● Prompt: Below are records; reply with nothing but the number of lines in them that contain "skjemaet".

Stored data
--------------------------------------------------
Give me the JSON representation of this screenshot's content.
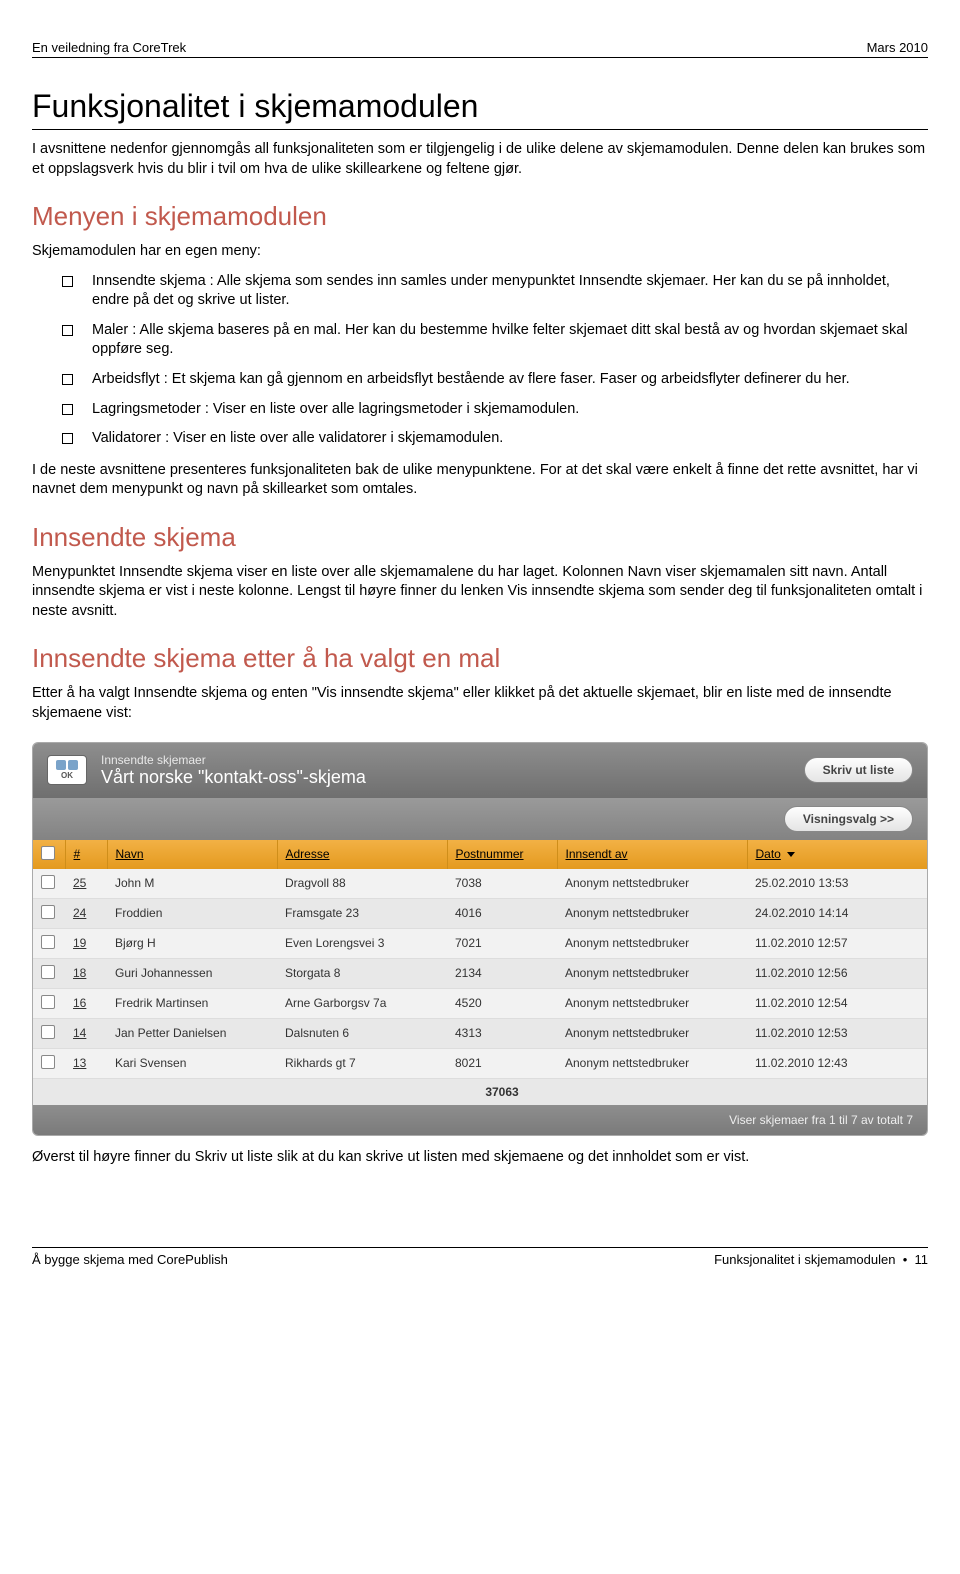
{
  "header": {
    "left": "En veiledning fra CoreTrek",
    "right": "Mars 2010"
  },
  "h1": "Funksjonalitet i skjemamodulen",
  "para1": "I avsnittene nedenfor gjennomgås all funksjonaliteten som er tilgjengelig i de ulike delene av skjemamodulen. Denne delen kan brukes som et oppslagsverk hvis du blir i tvil om hva de ulike skillearkene og feltene gjør.",
  "h2a": "Menyen i skjemamodulen",
  "para2": "Skjemamodulen har en egen meny:",
  "bullets": [
    "Innsendte skjema : Alle skjema som sendes inn samles under menypunktet Innsendte skjemaer. Her kan du se på innholdet, endre på det og skrive ut lister.",
    "Maler : Alle skjema baseres på en mal. Her kan du bestemme hvilke felter skjemaet ditt skal bestå av og hvordan skjemaet skal oppføre seg.",
    "Arbeidsflyt : Et skjema kan gå gjennom en arbeidsflyt bestående av flere faser. Faser og arbeidsflyter definerer du her.",
    "Lagringsmetoder : Viser en liste over alle lagringsmetoder i skjemamodulen.",
    "Validatorer : Viser en liste over alle validatorer i skjemamodulen."
  ],
  "para3": "I de neste avsnittene presenteres funksjonaliteten bak de ulike menypunktene. For at det skal være enkelt å finne det rette avsnittet, har vi navnet dem menypunkt og navn på skillearket som omtales.",
  "h2b": "Innsendte skjema",
  "para4": "Menypunktet Innsendte skjema viser en liste over alle skjemamalene du har laget. Kolonnen Navn viser skjemamalen sitt navn. Antall innsendte skjema er vist i neste kolonne. Lengst til høyre finner du lenken Vis innsendte skjema som sender deg til funksjonaliteten omtalt i neste avsnitt.",
  "h2c": "Innsendte skjema etter å ha valgt en mal",
  "para5": "Etter å ha valgt Innsendte skjema og enten \"Vis innsendte skjema\" eller klikket på det aktuelle skjemaet, blir en liste med de innsendte skjemaene vist:",
  "panel": {
    "ok_label": "OK",
    "breadcrumb": "Innsendte skjemaer",
    "title": "Vårt norske \"kontakt-oss\"-skjema",
    "print_btn": "Skriv ut liste",
    "view_btn": "Visningsvalg >>",
    "columns": {
      "chk": "",
      "num": "#",
      "name": "Navn",
      "address": "Adresse",
      "postcode": "Postnummer",
      "sent_by": "Innsendt av",
      "date": "Dato"
    },
    "rows": [
      {
        "num": "25",
        "name": "John M",
        "address": "Dragvoll 88",
        "postcode": "7038",
        "sent_by": "Anonym nettstedbruker",
        "date": "25.02.2010 13:53"
      },
      {
        "num": "24",
        "name": "Froddien",
        "address": "Framsgate 23",
        "postcode": "4016",
        "sent_by": "Anonym nettstedbruker",
        "date": "24.02.2010 14:14"
      },
      {
        "num": "19",
        "name": "Bjørg H",
        "address": "Even Lorengsvei 3",
        "postcode": "7021",
        "sent_by": "Anonym nettstedbruker",
        "date": "11.02.2010 12:57"
      },
      {
        "num": "18",
        "name": "Guri Johannessen",
        "address": "Storgata 8",
        "postcode": "2134",
        "sent_by": "Anonym nettstedbruker",
        "date": "11.02.2010 12:56"
      },
      {
        "num": "16",
        "name": "Fredrik Martinsen",
        "address": "Arne Garborgsv 7a",
        "postcode": "4520",
        "sent_by": "Anonym nettstedbruker",
        "date": "11.02.2010 12:54"
      },
      {
        "num": "14",
        "name": "Jan Petter Danielsen",
        "address": "Dalsnuten 6",
        "postcode": "4313",
        "sent_by": "Anonym nettstedbruker",
        "date": "11.02.2010 12:53"
      },
      {
        "num": "13",
        "name": "Kari Svensen",
        "address": "Rikhards gt 7",
        "postcode": "8021",
        "sent_by": "Anonym nettstedbruker",
        "date": "11.02.2010 12:43"
      }
    ],
    "footer_sum": "37063",
    "footer_status": "Viser skjemaer fra 1 til 7 av totalt 7"
  },
  "para6": "Øverst til høyre finner du Skriv ut liste slik at du kan skrive ut listen med skjemaene og det innholdet som er vist.",
  "footer": {
    "left": "Å bygge skjema med CorePublish",
    "right_label": "Funksjonalitet i skjemamodulen",
    "right_bullet": "•",
    "right_page": "11"
  }
}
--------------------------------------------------
● Response: 2